Ferrous scrap prices in Germany remained high in March and the February price dip was wiped out. At the beginning of March, prices returned almost to January levels, driven by lively exports to Turkey as well as increased demand for scrap from German consumers. But with import demand at Turkish steel mills tapering off again, the price curve could start pointing downwards once more in April. Nevertheless, the scrap dealers surveyed by EUWID consider a price collapse to be extremely unlikely. The demand for scrap from the steel mills is simply too large, they say.
As is often the case, Turkey played a decisive role in shaping price trends on the German scrap market. After the strong import demand from Turkish steel mills set off an unprecedented surge in ferrous scrap prices in Germany between November and January, Turkish scrap buyers started retreating in the second half of that month, leading to a price correction in February. When Turkish consumers became more willing to buy again towards the end of last month, they provided substantial upward price momentum for the March negotiations between German steel mills and scrap traders.
With high scrap demand, Arcelor-Mittal pressed ahead early with March negotiations
In addition, some of the German mills apparently did not source sufficient scrap in February. According to traders, Arcelor-Mittal was especially short of material. Eager to sign deals quickly, the Luxembourg-based steel producer rushed to the market at the beginning of March willing to pay high price mark-ups at the January level. Other steel mills said they were consequently forced to pay more than they had originally wanted.

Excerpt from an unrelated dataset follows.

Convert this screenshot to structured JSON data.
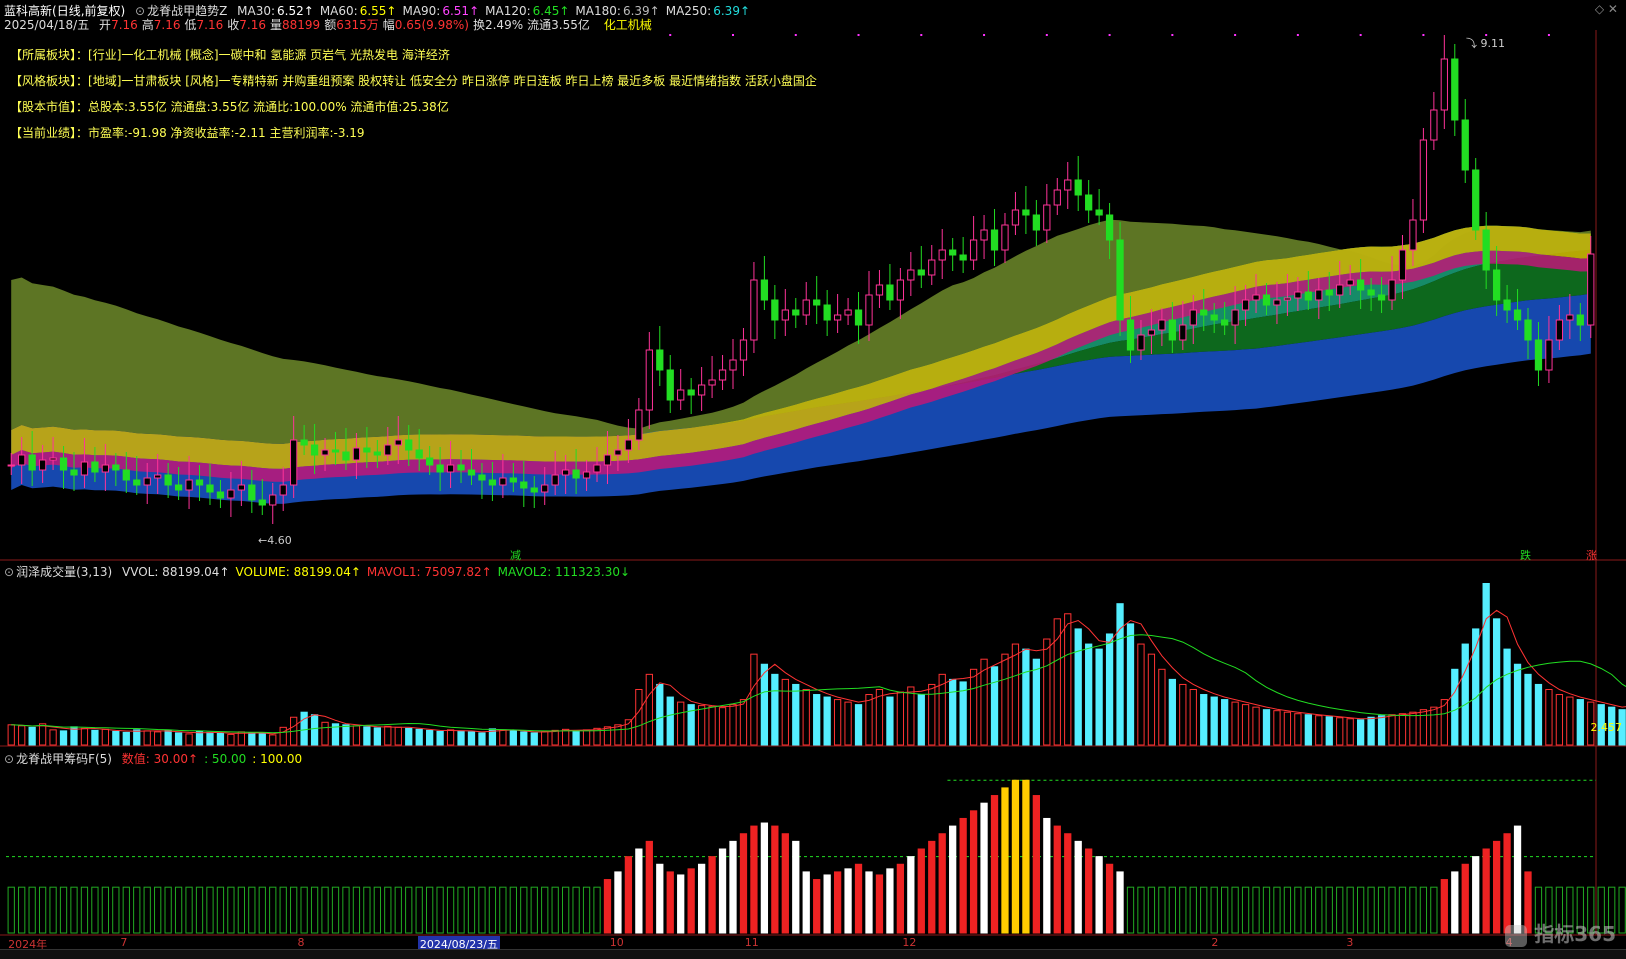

You can read the full market report for the steel scrap market in Germany in the print and e-paper editions of EUWID Recycling & Waste Management 06/2021, out 24 March. Premium subscribers can access the market report right away: